  1. Tell the players what Directives are in play
  2. Tell the players how many difficulties are required to complete a roll, make it easy on everyone to determine Momentum.
  3. Remember, this game is very different from Pathfinder, or Star Wars - it demands some real thought and care from the players. The challenges they meet will have solutions the author of your adventure never considered. Be open to their ideas. The GM has to keep a reasonable limit on player solutions, but this science is based on a TV show and movies, not on real science. Try and stay within the framework of the shows and movies.
  4. This is not a shooting game, it is a thinking and diplomatic game. Sure there will be times for “pew pew”, it is for fun, after all. The solution to the problem of a square peg and a round hole is not a hammer!
  5. Watch Star Trek - learn from the genius of the writers/creators. Think about the fact that writers are telling a story, not creating Holy Writ or a perfect, real world situation. See the silly things the writers left out and exploit them when your players engage in them, (i.e. putting all your senior officers in a shuttlecraft) or red shirts always die (In the original series, anyway).
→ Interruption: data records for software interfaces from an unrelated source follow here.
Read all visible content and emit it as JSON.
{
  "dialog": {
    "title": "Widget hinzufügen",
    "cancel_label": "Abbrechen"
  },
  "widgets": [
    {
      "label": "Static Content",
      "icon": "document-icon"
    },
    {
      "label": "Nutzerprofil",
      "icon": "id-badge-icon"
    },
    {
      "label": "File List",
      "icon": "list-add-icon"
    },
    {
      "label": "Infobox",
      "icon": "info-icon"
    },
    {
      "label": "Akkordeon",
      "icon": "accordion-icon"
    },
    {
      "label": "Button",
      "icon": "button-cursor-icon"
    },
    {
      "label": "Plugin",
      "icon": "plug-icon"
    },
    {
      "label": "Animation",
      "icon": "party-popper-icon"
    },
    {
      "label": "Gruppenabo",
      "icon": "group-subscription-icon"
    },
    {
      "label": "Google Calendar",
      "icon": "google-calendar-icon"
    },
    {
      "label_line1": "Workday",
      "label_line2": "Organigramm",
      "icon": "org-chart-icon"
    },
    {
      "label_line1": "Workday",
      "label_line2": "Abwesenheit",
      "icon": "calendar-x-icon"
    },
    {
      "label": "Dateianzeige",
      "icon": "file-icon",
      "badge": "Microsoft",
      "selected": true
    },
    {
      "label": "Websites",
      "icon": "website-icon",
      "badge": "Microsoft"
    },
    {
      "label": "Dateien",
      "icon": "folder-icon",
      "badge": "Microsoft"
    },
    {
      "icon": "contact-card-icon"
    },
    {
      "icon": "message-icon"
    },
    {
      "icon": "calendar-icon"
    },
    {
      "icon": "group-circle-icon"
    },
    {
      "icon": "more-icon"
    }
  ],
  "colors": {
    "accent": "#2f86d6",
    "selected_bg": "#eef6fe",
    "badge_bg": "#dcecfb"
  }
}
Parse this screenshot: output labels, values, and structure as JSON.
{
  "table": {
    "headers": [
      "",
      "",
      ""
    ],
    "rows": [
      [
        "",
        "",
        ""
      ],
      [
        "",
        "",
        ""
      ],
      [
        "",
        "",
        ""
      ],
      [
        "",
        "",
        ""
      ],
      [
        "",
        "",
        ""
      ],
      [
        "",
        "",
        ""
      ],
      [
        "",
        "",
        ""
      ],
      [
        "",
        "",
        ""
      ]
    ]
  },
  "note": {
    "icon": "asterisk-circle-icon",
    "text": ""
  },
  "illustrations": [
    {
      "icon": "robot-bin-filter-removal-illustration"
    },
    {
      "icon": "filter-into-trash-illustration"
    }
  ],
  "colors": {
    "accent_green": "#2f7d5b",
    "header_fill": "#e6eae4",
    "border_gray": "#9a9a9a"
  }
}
  6. HAVE FUN! This is a RPG designed to be fun inside a complex and wonderful milieu. You are not the players antagonist, you are a storyteller. It is a game of finesse, not force.